The mayor - who was flanked by some of the region's council leaders - went on to say he was still willing to do a deal if ministers want to make one but could not agree to what was being offered.
He said there has been "unity" amongst Labour and Conservative councillors, council leaders and MPs from across Greater Manchester.
Mr Burnham said people in the region have been living under tougher restrictions for three months and that's taking its toll, so any further measures would "only increase levels of poverty and homelessness".
He said he will now look to Parliament to intervene and make a judgement on a "fair financial framework" for areas going into Tier 3 and the 'very high' Covid alert - the toughest restrictions in the new tier system introduced last week.
Mr Burnham said that anyone who will have to live under those restrictions should be getting at least 80 per cent pay regardless of where they live, adding that "we need to carry the public with us - not crush their spirit".
Directly addressing Greater Manchester's 2.8 million residents, he said they have "felt a lot of uncertainty over the last week as these negotiations have played out" and it's "going to be a difficult time for you".
He added that he and his fellow local leaders "took this stand for you" and leaders will carry on "fighting for you" and "putting your health first".
The mayor said that health is "more than the virus" and they will "support people's health in the broadest possible sense".
Mr Burnham warned that "tough days lie ahead" and it will be "a punishing winter" but urged people to "observe the law at all times" and follow the public health advice, adding "above all else, please look out for each other as I know you will".
When taking questions from the media, the mayor said he doesn't know what Prime Minister Boris Johnson will be announcing at his own news conference at 5pm.
He also accused the government of "a deliberate act of levelling down" rather than "levelling up" as well as "playing poker with people's lives", saying "the 'whatever it takes' moment of earlier this year has completely gone, it's 'you'll get what we give you'."
What would moving to Tier 3 actually mean?
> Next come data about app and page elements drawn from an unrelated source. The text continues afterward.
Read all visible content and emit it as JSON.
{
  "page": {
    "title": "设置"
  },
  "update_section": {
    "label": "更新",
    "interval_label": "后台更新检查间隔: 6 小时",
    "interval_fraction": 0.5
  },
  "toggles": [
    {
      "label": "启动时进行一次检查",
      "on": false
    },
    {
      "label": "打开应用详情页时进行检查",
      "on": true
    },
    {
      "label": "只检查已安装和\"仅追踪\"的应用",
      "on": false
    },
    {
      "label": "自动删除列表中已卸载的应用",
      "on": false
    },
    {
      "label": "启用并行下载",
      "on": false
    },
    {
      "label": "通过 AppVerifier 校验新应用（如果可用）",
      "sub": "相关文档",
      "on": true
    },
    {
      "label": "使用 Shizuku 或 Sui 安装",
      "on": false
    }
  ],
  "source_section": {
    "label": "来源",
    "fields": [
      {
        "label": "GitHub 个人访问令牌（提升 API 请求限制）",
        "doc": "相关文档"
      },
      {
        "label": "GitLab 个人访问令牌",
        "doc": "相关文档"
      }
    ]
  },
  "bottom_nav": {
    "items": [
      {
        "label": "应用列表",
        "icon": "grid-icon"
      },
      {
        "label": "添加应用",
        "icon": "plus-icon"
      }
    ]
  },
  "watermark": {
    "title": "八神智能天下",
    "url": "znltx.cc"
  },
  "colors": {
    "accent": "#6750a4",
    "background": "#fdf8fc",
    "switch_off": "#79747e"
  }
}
Currently, Greater Manchester is under the Tier 2 'high' Covid alert - which means mixing of households indoors is not allowed, the rule of six and social distancing applies to private gardens and outdoor spaces, while pubs and restaurants can remain open, but no mixing of households is allowed inside and the 10pm curfew is in place.
But if Tier 3 was imposed, it would mean the following:
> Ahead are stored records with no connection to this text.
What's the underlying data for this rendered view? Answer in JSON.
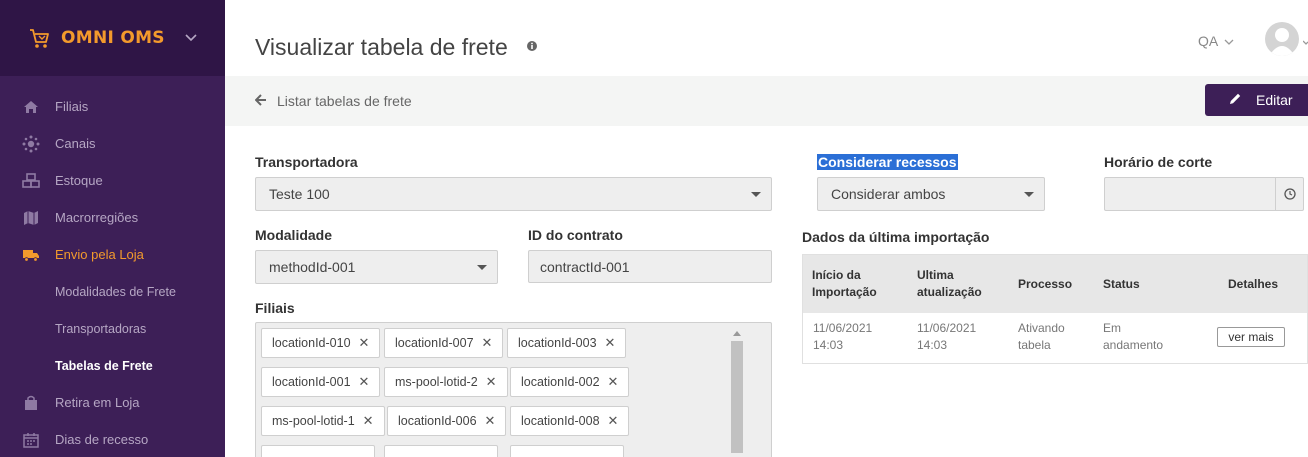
{
  "app": {
    "name": "OMNI OMS",
    "accent": "#f39a2c",
    "sidebar_bg": "#3d1f57"
  },
  "sidebar": {
    "items": [
      {
        "label": "Filiais",
        "icon": "home-icon"
      },
      {
        "label": "Canais",
        "icon": "network-icon"
      },
      {
        "label": "Estoque",
        "icon": "cubes-icon"
      },
      {
        "label": "Macrorregiões",
        "icon": "map-icon"
      },
      {
        "label": "Envio pela Loja",
        "icon": "truck-icon"
      },
      {
        "label": "Retira em Loja",
        "icon": "shopping-bag-icon"
      },
      {
        "label": "Dias de recesso",
        "icon": "calendar-icon"
      }
    ],
    "sub_items": [
      {
        "label": "Modalidades de Frete"
      },
      {
        "label": "Transportadoras"
      },
      {
        "label": "Tabelas de Frete"
      }
    ]
  },
  "header": {
    "title": "Visualizar tabela de frete",
    "environment": "QA"
  },
  "subbar": {
    "back_label": "Listar tabelas de frete",
    "edit_label": "Editar"
  },
  "form": {
    "transportadora": {
      "label": "Transportadora",
      "value": "Teste 100"
    },
    "considerar_recessos": {
      "label": "Considerar recessos",
      "value": "Considerar ambos"
    },
    "horario_corte": {
      "label": "Horário de corte",
      "value": ""
    },
    "modalidade": {
      "label": "Modalidade",
      "value": "methodId-001"
    },
    "id_contrato": {
      "label": "ID do contrato",
      "value": "contractId-001"
    },
    "filiais": {
      "label": "Filiais",
      "tags": [
        "locationId-010",
        "locationId-007",
        "locationId-003",
        "locationId-001",
        "ms-pool-lotid-2",
        "locationId-002",
        "ms-pool-lotid-1",
        "locationId-006",
        "locationId-008"
      ]
    }
  },
  "import": {
    "title": "Dados da última importação",
    "headers": {
      "inicio_l1": "Início da",
      "inicio_l2": "Importação",
      "ultima_l1": "Ultima",
      "ultima_l2": "atualização",
      "processo": "Processo",
      "status": "Status",
      "detalhes": "Detalhes"
    },
    "row": {
      "inicio_date": "11/06/2021",
      "inicio_time": "14:03",
      "ultima_date": "11/06/2021",
      "ultima_time": "14:03",
      "processo_l1": "Ativando",
      "processo_l2": "tabela",
      "status_l1": "Em",
      "status_l2": "andamento",
      "button": "ver mais"
    }
  }
}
- No mixing of households indoors and outdoors, including in private gardens
- Pubs and bars to close
- Restaurants, and pubs that can operate as restaurants, allowed to stay open
- No wedding receptions
- Local politicians will decide if gyms, betting shops, casinos, hairdressers and beauty salons should close
- Non-essential shops, schools and universities to remain open
- Avoid non-essential travel
- Travel outside area advised against
- Avoid staying overnight in another part of the UK if resident in a Tier 3 area
- People resident elsewhere should avoid staying overnight in a Tier 3 area
You can read more about the different restrictions on the government's website at https://www.gov.uk/guidance/local-covid-alert-levels-what-you-need-to-know.
Keep up to date with all the latest local and national developments here: https://www.questmedianetwork.co.uk/news/daily-coronavirus-updates/.